Information shown
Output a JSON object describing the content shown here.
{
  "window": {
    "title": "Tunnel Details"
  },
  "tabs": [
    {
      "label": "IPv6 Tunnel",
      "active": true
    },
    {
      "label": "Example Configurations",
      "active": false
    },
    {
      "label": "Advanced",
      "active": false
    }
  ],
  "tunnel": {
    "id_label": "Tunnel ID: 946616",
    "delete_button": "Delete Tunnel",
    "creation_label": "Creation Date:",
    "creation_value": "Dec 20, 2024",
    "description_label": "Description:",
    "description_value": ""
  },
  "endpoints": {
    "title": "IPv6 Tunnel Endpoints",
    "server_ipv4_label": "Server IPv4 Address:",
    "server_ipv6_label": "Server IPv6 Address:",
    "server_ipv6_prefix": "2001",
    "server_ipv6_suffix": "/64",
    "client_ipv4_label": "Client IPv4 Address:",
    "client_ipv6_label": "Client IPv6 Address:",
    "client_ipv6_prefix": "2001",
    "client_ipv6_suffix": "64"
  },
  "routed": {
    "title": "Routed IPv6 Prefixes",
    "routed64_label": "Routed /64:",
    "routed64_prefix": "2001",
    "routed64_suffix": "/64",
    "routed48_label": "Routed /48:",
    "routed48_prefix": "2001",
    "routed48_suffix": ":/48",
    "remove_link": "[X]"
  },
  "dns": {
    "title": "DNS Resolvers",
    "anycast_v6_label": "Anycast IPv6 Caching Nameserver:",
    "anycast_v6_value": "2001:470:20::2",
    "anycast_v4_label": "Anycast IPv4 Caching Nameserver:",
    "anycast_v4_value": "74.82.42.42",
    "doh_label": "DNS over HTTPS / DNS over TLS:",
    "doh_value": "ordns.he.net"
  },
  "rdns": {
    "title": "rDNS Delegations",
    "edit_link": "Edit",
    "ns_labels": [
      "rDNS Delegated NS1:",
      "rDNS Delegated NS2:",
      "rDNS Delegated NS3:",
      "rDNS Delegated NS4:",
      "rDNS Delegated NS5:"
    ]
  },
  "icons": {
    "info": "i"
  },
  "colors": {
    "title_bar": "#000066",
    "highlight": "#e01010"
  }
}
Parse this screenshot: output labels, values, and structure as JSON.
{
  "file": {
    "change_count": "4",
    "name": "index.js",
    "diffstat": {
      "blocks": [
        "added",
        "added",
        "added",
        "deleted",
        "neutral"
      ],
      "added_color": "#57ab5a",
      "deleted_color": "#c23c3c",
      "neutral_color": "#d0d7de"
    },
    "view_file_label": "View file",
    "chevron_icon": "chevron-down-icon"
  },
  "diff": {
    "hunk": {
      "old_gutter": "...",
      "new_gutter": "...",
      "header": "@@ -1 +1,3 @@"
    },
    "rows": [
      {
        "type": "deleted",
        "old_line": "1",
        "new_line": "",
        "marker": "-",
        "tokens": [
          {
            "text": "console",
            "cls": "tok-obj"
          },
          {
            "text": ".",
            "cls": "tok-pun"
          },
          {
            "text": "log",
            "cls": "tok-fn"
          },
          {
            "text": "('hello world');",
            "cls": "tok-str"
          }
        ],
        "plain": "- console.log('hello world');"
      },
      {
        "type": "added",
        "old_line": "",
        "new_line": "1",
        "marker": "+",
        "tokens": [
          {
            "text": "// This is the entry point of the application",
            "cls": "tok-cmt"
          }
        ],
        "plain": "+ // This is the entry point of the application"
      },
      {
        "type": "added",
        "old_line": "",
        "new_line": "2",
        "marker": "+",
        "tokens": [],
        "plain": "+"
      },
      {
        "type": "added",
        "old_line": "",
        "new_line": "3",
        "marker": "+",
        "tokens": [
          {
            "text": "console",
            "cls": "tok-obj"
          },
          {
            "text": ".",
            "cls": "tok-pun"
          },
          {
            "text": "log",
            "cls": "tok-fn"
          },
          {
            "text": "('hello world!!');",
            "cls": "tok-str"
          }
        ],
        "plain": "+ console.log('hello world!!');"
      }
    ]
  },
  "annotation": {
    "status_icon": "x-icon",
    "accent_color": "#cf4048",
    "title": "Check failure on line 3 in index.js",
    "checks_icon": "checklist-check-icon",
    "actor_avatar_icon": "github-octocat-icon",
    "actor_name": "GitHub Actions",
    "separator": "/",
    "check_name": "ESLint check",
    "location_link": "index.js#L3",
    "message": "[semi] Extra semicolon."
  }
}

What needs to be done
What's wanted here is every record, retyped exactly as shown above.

Response below
Output a JSON object describing the content shown here.
{
  "window": {
    "title": "Tunnel Details"
  },
  "tabs": [
    {
      "label": "IPv6 Tunnel",
      "active": true
    },
    {
      "label": "Example Configurations",
      "active": false
    },
    {
      "label": "Advanced",
      "active": false
    }
  ],
  "tunnel": {
    "id_label": "Tunnel ID: 946616",
    "delete_button": "Delete Tunnel",
    "creation_label": "Creation Date:",
    "creation_value": "Dec 20, 2024",
    "description_label": "Description:",
    "description_value": ""
  },
  "endpoints": {
    "title": "IPv6 Tunnel Endpoints",
    "server_ipv4_label": "Server IPv4 Address:",
    "server_ipv6_label": "Server IPv6 Address:",
    "server_ipv6_prefix": "2001",
    "server_ipv6_suffix": "/64",
    "client_ipv4_label": "Client IPv4 Address:",
    "client_ipv6_label": "Client IPv6 Address:",
    "client_ipv6_prefix": "2001",
    "client_ipv6_suffix": "64"
  },
  "routed": {
    "title": "Routed IPv6 Prefixes",
    "routed64_label": "Routed /64:",
    "routed64_prefix": "2001",
    "routed64_suffix": "/64",
    "routed48_label": "Routed /48:",
    "routed48_prefix": "2001",
    "routed48_suffix": ":/48",
    "remove_link": "[X]"
  },
  "dns": {
    "title": "DNS Resolvers",
    "anycast_v6_label": "Anycast IPv6 Caching Nameserver:",
    "anycast_v6_value": "2001:470:20::2",
    "anycast_v4_label": "Anycast IPv4 Caching Nameserver:",
    "anycast_v4_value": "74.82.42.42",
    "doh_label": "DNS over HTTPS / DNS over TLS:",
    "doh_value": "ordns.he.net"
  },
  "rdns": {
    "title": "rDNS Delegations",
    "edit_link": "Edit",
    "ns_labels": [
      "rDNS Delegated NS1:",
      "rDNS Delegated NS2:",
      "rDNS Delegated NS3:",
      "rDNS Delegated NS4:",
      "rDNS Delegated NS5:"
    ]
  },
  "icons": {
    "info": "i"
  },
  "colors": {
    "title_bar": "#000066",
    "highlight": "#e01010"
  }
}
Parse this screenshot: output labels, values, and structure as JSON.
{
  "file": {
    "change_count": "4",
    "name": "index.js",
    "diffstat": {
      "blocks": [
        "added",
        "added",
        "added",
        "deleted",
        "neutral"
      ],
      "added_color": "#57ab5a",
      "deleted_color": "#c23c3c",
      "neutral_color": "#d0d7de"
    },
    "view_file_label": "View file",
    "chevron_icon": "chevron-down-icon"
  },
  "diff": {
    "hunk": {
      "old_gutter": "...",
      "new_gutter": "...",
      "header": "@@ -1 +1,3 @@"
    },
    "rows": [
      {
        "type": "deleted",
        "old_line": "1",
        "new_line": "",
        "marker": "-",
        "tokens": [
          {
            "text": "console",
            "cls": "tok-obj"
          },
          {
            "text": ".",
            "cls": "tok-pun"
          },
          {
            "text": "log",
            "cls": "tok-fn"
          },
          {
            "text": "('hello world');",
            "cls": "tok-str"
          }
        ],
        "plain": "- console.log('hello world');"
      },
      {
        "type": "added",
        "old_line": "",
        "new_line": "1",
        "marker": "+",
        "tokens": [
          {
            "text": "// This is the entry point of the application",
            "cls": "tok-cmt"
          }
        ],
        "plain": "+ // This is the entry point of the application"
      },
      {
        "type": "added",
        "old_line": "",
        "new_line": "2",
        "marker": "+",
        "tokens": [],
        "plain": "+"
      },
      {
        "type": "added",
        "old_line": "",
        "new_line": "3",
        "marker": "+",
        "tokens": [
          {
            "text": "console",
            "cls": "tok-obj"
          },
          {
            "text": ".",
            "cls": "tok-pun"
          },
          {
            "text": "log",
            "cls": "tok-fn"
          },
          {
            "text": "('hello world!!');",
            "cls": "tok-str"
          }
        ],
        "plain": "+ console.log('hello world!!');"
      }
    ]
  },
  "annotation": {
    "status_icon": "x-icon",
    "accent_color": "#cf4048",
    "title": "Check failure on line 3 in index.js",
    "checks_icon": "checklist-check-icon",
    "actor_avatar_icon": "github-octocat-icon",
    "actor_name": "GitHub Actions",
    "separator": "/",
    "check_name": "ESLint check",
    "location_link": "index.js#L3",
    "message": "[semi] Extra semicolon."
  }
}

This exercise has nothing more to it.